We were able to catch another cab back to our hotel. The city of Kuwait is rather expansive! Wikipedia says the city is 200 sq km (80 sq mi). So cabs were necessary (and no Uber in country). Back at the hotel, we checked out a display case. It was probably one of the neatest things at the hotel, it was a small display of items/photos from the 1990 Iraqi invasion.
While really neat to see war artifacts and how the invasion affected the very building we were standing in (that occurred while we both alive) was sad as well. It's sad to see how much destruction war can cause and scary that it affected everyday people doing normal things.
That evening, after dinner, we headed to the hotel pool/hot tub to play/soak our sore bodies from all the walking we had done (really wishing my step counter hadn't bit the dust a while back!). It was fun to watch planes land as well, our hotel was quite close to the airport!

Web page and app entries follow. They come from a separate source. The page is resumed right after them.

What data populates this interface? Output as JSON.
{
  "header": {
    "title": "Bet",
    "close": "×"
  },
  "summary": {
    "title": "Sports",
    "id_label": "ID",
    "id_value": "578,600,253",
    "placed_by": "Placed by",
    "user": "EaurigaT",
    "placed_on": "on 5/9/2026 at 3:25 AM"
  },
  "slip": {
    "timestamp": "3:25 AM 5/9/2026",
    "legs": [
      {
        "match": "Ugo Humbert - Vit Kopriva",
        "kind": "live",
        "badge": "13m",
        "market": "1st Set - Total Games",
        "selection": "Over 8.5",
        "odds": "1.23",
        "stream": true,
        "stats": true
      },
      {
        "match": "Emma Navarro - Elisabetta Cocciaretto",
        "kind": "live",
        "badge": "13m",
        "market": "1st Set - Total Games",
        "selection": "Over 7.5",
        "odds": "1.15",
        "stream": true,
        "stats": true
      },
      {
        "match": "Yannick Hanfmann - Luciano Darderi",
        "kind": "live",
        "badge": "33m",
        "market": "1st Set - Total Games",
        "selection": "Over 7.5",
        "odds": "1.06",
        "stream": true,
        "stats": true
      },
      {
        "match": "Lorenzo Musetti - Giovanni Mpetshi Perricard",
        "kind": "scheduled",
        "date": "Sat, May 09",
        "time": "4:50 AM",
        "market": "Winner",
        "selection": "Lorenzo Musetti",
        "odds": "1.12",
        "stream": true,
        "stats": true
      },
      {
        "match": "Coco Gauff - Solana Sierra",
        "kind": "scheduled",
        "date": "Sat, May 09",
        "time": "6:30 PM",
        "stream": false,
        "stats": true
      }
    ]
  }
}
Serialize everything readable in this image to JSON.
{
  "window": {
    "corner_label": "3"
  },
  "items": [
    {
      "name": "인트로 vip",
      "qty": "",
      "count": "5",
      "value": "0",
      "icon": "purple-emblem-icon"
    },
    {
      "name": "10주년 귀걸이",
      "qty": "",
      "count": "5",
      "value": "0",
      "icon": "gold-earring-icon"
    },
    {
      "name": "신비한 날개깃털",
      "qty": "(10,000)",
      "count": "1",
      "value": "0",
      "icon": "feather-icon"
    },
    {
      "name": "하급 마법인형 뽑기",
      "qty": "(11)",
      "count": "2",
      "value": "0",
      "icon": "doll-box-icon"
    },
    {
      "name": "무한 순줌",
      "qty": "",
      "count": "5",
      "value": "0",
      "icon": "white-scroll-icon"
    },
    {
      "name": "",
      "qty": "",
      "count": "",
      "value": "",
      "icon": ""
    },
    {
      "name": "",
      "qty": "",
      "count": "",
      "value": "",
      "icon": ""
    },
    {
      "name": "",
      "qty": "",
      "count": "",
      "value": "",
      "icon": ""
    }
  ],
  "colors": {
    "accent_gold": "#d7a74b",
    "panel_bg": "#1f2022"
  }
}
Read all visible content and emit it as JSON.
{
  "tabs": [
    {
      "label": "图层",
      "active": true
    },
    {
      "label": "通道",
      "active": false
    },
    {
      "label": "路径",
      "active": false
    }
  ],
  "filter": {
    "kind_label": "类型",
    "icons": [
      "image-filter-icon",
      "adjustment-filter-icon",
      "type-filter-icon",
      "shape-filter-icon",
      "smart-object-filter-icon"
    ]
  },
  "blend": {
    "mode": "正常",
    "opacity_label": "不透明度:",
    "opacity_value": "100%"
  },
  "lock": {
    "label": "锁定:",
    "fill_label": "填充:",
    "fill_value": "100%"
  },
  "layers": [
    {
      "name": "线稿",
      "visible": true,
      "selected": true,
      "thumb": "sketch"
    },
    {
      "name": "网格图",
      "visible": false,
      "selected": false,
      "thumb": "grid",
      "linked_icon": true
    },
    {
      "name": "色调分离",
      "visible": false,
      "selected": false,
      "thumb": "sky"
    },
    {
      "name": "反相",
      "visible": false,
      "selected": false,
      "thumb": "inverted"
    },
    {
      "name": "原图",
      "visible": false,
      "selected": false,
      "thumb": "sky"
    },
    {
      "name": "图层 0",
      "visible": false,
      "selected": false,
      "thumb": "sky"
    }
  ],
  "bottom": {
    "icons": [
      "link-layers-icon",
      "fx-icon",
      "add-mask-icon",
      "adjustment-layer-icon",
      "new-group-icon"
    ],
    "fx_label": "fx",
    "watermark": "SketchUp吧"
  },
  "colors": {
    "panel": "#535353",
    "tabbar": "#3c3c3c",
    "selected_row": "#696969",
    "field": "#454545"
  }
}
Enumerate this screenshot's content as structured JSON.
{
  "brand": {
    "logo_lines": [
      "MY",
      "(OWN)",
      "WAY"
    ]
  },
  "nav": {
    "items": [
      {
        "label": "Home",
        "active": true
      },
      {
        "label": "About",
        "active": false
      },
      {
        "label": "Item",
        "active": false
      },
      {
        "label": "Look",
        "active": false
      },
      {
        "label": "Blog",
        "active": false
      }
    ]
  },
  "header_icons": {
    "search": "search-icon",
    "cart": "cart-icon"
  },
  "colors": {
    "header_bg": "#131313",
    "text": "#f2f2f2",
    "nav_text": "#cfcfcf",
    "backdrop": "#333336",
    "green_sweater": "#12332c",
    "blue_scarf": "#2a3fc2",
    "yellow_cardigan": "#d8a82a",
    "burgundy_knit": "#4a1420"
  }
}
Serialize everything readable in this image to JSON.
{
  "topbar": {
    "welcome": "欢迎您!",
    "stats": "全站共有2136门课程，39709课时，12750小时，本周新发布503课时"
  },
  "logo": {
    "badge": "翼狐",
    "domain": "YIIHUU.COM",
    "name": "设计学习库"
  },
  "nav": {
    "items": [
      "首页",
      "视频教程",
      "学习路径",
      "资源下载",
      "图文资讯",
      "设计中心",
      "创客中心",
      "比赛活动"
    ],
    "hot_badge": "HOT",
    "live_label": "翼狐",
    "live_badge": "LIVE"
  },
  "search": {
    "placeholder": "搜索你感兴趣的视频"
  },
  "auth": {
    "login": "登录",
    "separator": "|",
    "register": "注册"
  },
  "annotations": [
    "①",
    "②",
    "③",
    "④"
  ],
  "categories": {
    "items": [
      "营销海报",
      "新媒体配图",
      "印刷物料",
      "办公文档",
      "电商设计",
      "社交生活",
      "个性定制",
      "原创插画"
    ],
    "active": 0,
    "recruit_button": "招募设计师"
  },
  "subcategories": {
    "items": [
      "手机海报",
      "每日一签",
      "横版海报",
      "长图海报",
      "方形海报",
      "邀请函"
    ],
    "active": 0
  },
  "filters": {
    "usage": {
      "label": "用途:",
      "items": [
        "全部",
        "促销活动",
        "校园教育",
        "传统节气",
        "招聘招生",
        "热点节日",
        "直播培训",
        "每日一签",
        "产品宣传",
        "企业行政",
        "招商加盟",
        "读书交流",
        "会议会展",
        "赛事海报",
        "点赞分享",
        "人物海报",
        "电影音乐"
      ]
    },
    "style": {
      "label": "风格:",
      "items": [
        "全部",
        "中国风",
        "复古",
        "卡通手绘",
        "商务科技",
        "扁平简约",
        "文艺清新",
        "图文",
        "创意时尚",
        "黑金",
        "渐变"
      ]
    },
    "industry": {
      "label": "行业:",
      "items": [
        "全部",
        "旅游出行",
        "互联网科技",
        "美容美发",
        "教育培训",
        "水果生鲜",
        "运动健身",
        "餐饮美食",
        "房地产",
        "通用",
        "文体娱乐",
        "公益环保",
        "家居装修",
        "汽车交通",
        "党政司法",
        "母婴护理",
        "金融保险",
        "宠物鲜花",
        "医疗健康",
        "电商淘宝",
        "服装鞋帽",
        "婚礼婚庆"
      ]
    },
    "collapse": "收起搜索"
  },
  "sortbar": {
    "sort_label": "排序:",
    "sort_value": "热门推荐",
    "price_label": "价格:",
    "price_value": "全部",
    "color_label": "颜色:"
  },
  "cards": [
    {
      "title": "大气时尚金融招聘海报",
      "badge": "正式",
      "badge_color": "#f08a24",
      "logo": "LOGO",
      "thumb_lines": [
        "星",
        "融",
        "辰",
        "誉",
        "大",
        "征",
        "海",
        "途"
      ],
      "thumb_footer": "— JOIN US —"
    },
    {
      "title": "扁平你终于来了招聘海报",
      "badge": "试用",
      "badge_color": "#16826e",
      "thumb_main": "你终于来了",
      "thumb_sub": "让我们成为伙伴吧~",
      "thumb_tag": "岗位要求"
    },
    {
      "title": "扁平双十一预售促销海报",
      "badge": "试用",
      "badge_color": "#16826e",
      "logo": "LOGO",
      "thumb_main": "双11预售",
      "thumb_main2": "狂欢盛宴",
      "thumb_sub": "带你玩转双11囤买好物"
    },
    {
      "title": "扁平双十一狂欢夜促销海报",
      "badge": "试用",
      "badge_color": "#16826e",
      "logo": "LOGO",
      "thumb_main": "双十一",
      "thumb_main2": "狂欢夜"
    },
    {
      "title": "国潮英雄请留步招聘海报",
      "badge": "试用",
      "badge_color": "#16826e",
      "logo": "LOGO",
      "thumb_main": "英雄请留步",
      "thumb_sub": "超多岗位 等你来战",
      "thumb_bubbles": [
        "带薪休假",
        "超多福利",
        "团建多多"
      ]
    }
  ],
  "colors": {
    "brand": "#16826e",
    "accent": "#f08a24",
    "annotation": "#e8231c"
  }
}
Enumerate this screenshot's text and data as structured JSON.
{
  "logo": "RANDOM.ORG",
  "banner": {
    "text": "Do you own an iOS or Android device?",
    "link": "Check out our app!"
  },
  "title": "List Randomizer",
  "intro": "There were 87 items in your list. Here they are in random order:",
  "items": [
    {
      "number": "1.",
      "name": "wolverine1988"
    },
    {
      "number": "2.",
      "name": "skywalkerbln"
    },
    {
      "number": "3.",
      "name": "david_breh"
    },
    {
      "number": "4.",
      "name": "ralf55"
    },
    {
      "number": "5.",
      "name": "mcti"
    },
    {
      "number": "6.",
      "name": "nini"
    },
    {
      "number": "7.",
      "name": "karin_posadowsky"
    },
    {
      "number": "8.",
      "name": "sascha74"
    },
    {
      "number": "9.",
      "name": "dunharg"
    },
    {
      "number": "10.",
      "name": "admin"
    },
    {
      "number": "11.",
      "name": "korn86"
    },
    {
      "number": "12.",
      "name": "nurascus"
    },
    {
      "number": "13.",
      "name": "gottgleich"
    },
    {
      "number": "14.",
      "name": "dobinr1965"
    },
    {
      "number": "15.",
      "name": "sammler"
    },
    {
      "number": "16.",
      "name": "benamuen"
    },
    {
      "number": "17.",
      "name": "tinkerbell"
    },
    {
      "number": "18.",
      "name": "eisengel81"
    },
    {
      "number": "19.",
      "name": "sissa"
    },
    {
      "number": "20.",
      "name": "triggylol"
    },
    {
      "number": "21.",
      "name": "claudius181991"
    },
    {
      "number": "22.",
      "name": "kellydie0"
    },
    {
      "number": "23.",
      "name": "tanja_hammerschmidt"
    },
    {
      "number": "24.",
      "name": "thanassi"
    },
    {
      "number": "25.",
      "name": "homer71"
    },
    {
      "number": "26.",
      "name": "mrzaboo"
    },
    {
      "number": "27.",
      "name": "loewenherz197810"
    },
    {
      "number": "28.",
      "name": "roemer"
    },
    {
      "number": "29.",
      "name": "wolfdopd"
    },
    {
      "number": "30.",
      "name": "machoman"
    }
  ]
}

We found out that every morning, the hotel offers a shuttle to The Avenues. According to the mall website, The Avenues is one of the largest malls in the world with 1,100 stores spread across 12 districts. Each district had a different/distinct architecture to it. I can't find how much area it covers, but we were told that one of the districts is a mile long! On our flight into Kuwait, Clarissa's glasses had broken (one of the side pieces fell off) and were using bandaids to hold them together. We figured we would be able to find a glasses shop that might be able to repair them. We found several, but sadly they were unfixable. After our morning and lunch at the mall, we caught a taxi over to Marina Bay Beach. This is were the boat trips to Failaka Islands could be caught. In addition to all the ancient artifacts (ie Greek/Roman ruins), there is also a number of rusted out/abandoned tanks and such. Good photography material!! Sadly, it was too windy to make the 20 kilometer crossing over to the Islands, but we were offered a harbor cruise of sorts along the coastline. Figured why not!
We started along the coast (above) and to the far right you see the tiny Kuwait Towers. We travelled to this close to the towers (below)! At one point, I saw a dorsal fin or two. I pointed but the captain had no clue what I was pointing to, so continued along his route.
On the way back, the wind/seas/waves definitely picked up and we took a few waves pretty hard. Clarissa had moved to the back and was soaked as we pulled back into the harbor!
All of us were wet, so we treated ourselves to some warm Toll House chocolate chip cookies (from the Toll House Storefront!!). Yum!!
We headed back to our hotel to get some dry clothes, dinner and pool time again. We then had to pack up as were flying out the next morning! Kuwait City was a perfect little getaway for our long weekend. It provided us the chance to scratch another country off our map. Other the military and oil company employees, very few people can say they have been to Kuwait!
On our flight back to Doha, upon landing the flight attendant's disembarking message was first spoken in Arabic and then in English. At the end of the Arabic part of the message, Clarissa turns to me and says "they just said Thank-you"...that was a super proud momma moment as her 'less than 2 months' of Arabic class has already taught her enough to understand a few words in messages!!